Note every line in the entries that contains the string "square", and copy it.

[Web page and app entries]
------------------------------------------------------------------------
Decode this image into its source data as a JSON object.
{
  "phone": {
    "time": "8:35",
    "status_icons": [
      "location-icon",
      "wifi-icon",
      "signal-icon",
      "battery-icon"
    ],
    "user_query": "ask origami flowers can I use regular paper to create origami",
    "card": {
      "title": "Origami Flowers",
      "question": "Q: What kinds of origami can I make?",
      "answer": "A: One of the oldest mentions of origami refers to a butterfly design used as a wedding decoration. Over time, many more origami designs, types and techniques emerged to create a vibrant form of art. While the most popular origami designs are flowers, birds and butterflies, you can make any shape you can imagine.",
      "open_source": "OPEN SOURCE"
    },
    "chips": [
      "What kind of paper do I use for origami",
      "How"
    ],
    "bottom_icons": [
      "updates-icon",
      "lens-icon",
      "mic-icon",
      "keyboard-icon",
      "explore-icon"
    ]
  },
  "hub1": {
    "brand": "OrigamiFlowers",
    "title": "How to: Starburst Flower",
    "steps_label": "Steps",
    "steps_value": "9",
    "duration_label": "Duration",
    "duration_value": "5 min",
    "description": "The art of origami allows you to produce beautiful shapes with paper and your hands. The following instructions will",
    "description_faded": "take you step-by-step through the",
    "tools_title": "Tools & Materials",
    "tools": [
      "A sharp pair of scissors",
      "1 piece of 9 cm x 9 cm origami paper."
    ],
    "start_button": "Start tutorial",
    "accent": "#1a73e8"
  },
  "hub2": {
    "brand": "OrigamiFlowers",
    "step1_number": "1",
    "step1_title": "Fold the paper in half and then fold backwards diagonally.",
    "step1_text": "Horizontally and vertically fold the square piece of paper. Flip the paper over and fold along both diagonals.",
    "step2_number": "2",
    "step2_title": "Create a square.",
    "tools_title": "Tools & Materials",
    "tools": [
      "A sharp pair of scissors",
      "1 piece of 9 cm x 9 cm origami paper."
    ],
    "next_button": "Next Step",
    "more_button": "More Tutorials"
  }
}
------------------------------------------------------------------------
**SOLUTION TO THIS TASK:**
    "step1_text": "Horizontally and vertically fold the square piece of paper. Flip the paper over and fold along both diagonals.",
    "step2_title": "Create a square.",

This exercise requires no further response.